This research is focused on a large-scale study of FBOs in Sri Lanka and Pakistan that provided relief and recovery services after the annual (monsoon) floods. The purpose of the study is to document the resources, networks, and collaborations used to provide relief and recovery services after the floods, and to assess the experiences, successes, and challenges that these organizations have in providing assistance. This research project is being funded by the HI² seed grant program.

Influence of Informal Power Actors on Humanitarian Intervention

The goal of this exploratory and investigative study is to better understand the informal power structures of a rural community in Bangladesh. The intention behind this approach is to acknowledge and formalize the involvement of the informal power actors in the decision making process. This study attempts to develop a methodology to identify the structure of these informal power actors and their influence in the implementation of external aid intervention. This research project is being funded by the HI² seed grant program.

Management of Cholera and Severe Diarrheal Disease

Management of Cholera and Severe Diarrheal Disease

This 5-year project funded by the United States National Institutes of Health Fogarty International Center seeks to develop new tools for diagnosing and managing dehydration in children with cholera and other severe diarrheal disease in humanitarian emergencies and resource limited settings.

Ebola Research Collaborative

Ebola Research Collaborative

This project, funded by a consulting contract with International Medical Corps, seeks to analyze demographic, clinical, laboratory, and psychosocial data collected during the response to the recent Ebola Virus Disease epidemic in West Africa to develop new strategies for precenting, diagnosing and managing this deadly disease in sub-Saharan Africa.

Trust After Ebola 

Beyond the lives lost and livelihoods destroyed, the Ebola epidemic in West Africa has laid bare the deadly role that distrust of government can play in allowing an otherwise easily preventable virus to spiral out of control. In a collaborative effort lead by the MIT Governance Lab, a panel survey of Monrovia residents was conducted to help target Ebola recovery and response and to identify potentially promising mechanisms for regaining citizens’ trust both during and after the epidemic. The project was led by Principal Investigator and Professor Lily Tsai (MIT Governance Lab), along with Co-Investigators Benjamin Morse (MIT Governance Lab) and HI2 Affiliated Faculty member Robert Blair.

Costs of War

Costs of War

First released in 2011, the Costs of War report has been compiled and updated by more than 30 economists, anthropologists, lawyers, humanitarian personnel, and political scientists as the first comprehensive analysis of over a decade of wars in Afghanistan, Iraq, and Pakistan.
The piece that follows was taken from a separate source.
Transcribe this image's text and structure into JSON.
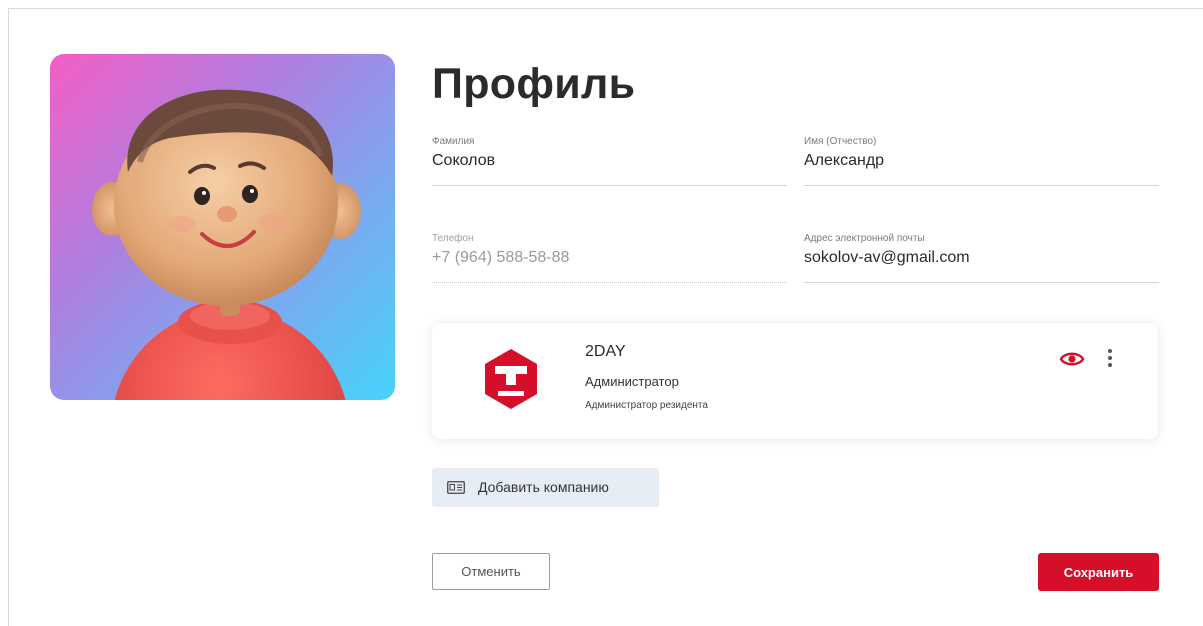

The Costs of War Project analyzes the implications of these wars in terms of human casualties, economic costs, and civil liberties.